She has no principled beliefs (other than being a dedicated liberal) and her phony smile and cackling giggle is annoying. If it’s true that Biden and Harris spend a lot of time together, he must already be sick of her act. Perhaps he’s using the COVID-19 spike and his ankle injury as an excuse to isolate himself from her. But reality will catch up sooner or later!
Identity politics led to Kamala Harris. Where it leads from here is anybody’s guess.
House Republicans readying next leadership step after 2022 elections
With identity politics guiding the liver spotted, gnarled hands of Joe Biden and his new gal-pal Kamala Harris, it’s almost certain that the new administration -- if it comes to pass -- will fall in a spectacular crash rivaling the demise of the H.M.S. Titanic and the ill-fated German dirigible, Hindenburg.
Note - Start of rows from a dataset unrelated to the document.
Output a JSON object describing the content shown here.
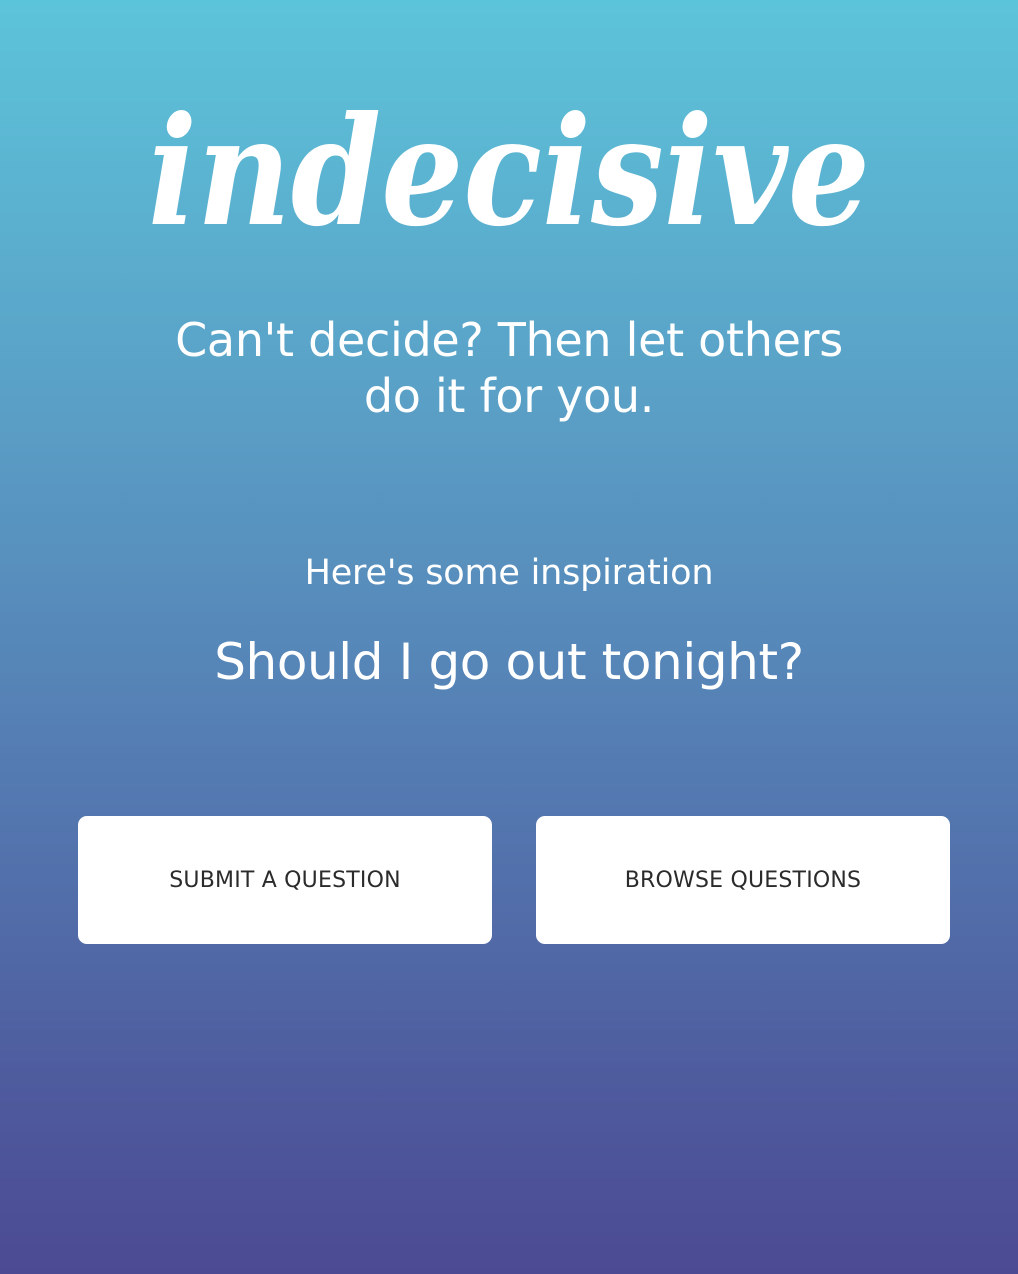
{
  "app": {
    "logo_text": "indecisive"
  },
  "hero": {
    "tagline": "Can't decide? Then let others do it for you."
  },
  "inspiration": {
    "label": "Here's some inspiration",
    "question": "Should I go out tonight?"
  },
  "actions": {
    "submit_label": "SUBMIT A QUESTION",
    "browse_label": "BROWSE QUESTIONS"
  },
  "colors": {
    "background_top": "#5cc4da",
    "background_bottom": "#4c4a93",
    "button_background": "#ffffff",
    "button_text": "#2b2b2b",
    "text": "#ffffff"
  }
}
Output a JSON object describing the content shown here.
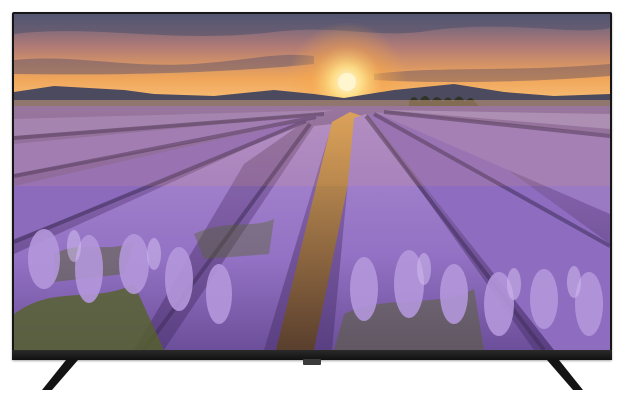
{
  "image": {
    "subject": "flat-screen-television",
    "scene": "lavender-field-sunset",
    "colors": {
      "bezel": "#161616",
      "sky_top": "#6b6f8a",
      "sky_glow": "#f6b05a",
      "sun": "#fff3c0",
      "lavender": "#9a76c8",
      "lavender_dark": "#5b3f80",
      "foliage": "#5f6b2a",
      "soil": "#6a4a3a"
    },
    "icons": [
      "tv-stand-foot-icon",
      "sun-icon"
    ]
  }
}
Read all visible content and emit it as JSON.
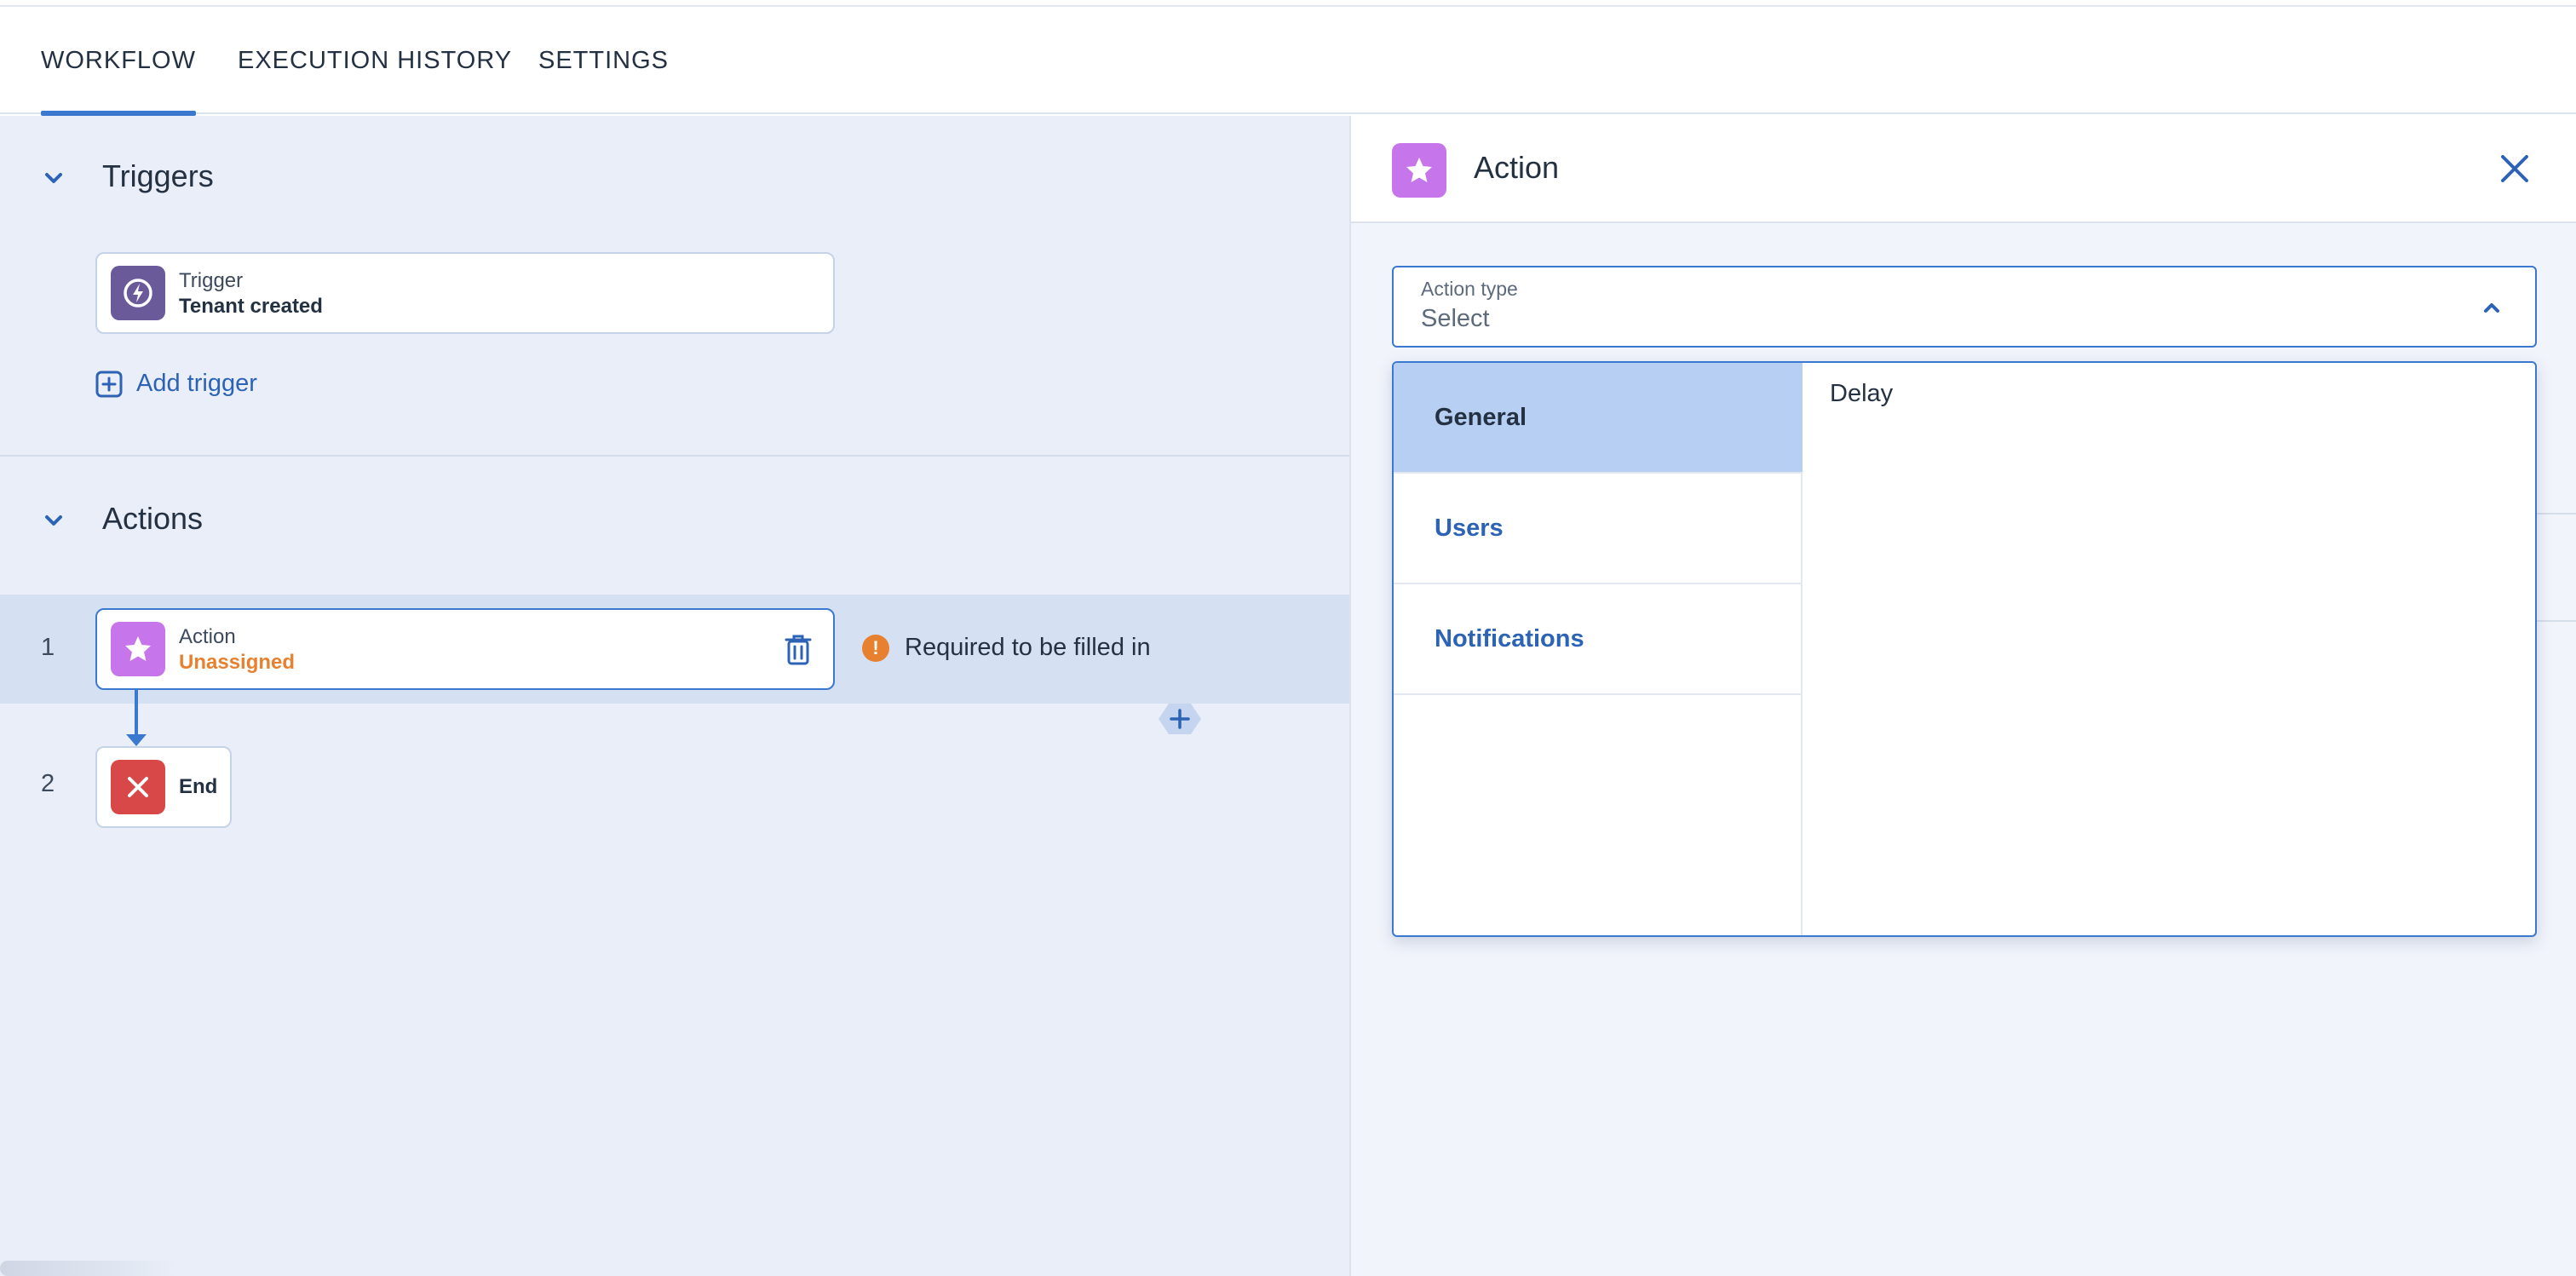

With redistricting taking place next year and Republicans in firm control of the process in most states, a Republican House majority after 2022 is a real possibility if not virtual foregone conclusion.
Who will take over as Speaker? Scott Wong reported at The Hill, “Five years ago, conservative bomb-throwers in the House Freedom Caucus blocked Rep. Kevin McCarthy from rising to the Speakership. Now, the California Republican is working to ensure he doesn’t suffer the same fate if Republicans take back the majority in 2022.
“McCarthy, the affable, back-slapping minority leader, has spent the past election cycle bringing Freedom Caucus members — once relegated to the fringes of the party — to the leadership table and into his inner circle.
“He helped former Freedom Caucus Chairman Jim Jordan (Ohio) win the top GOP spot on the Oversight and Reform Committee and later the powerful Judiciary Committee. He’s invited leaders from the Freedom Caucus and other factions to the GOP’s annual leadership retreats the past two years in Middleburg, Va., and St. Michaels, Md.”
Wong’s article details the relationships McCarthy’s fostered among his fellow House Republicans. There aren’t many signs that he’s lost control of his caucus, but then again, they haven’t had much to do the past couple years other than defend Trump against stupid Democrat conspiracies and to say “no” to Nancy Pelosi and her leftist minions.
It's a good sign that McCarthy appears to be working hard to bring the Freedom Caucus into the fold. The principled conservative members of the group hold a de facto veto over everything the party leader does, unless he or she runs to the Democrats to try and get a half a loaf compromise that pleases no one.
The next Republican Speaker will need to start from the conservative standpoint and build up from there. Otherwise, they’ll just repeat the same mistakes John Boehner and Paul Ryan did the last time the GOP was in the majority. The establishment will never lay down quietly.
Perhaps never before has identity politics played a bigger role in shaping American policy than it will under a potential Biden/Harris administration. Skin color and gender is the reason Kamala Harris might be one heartbeat away from the presidency. At some point, probably soon, Americans will come to grips with the reality. Anyone feel good about the prospect?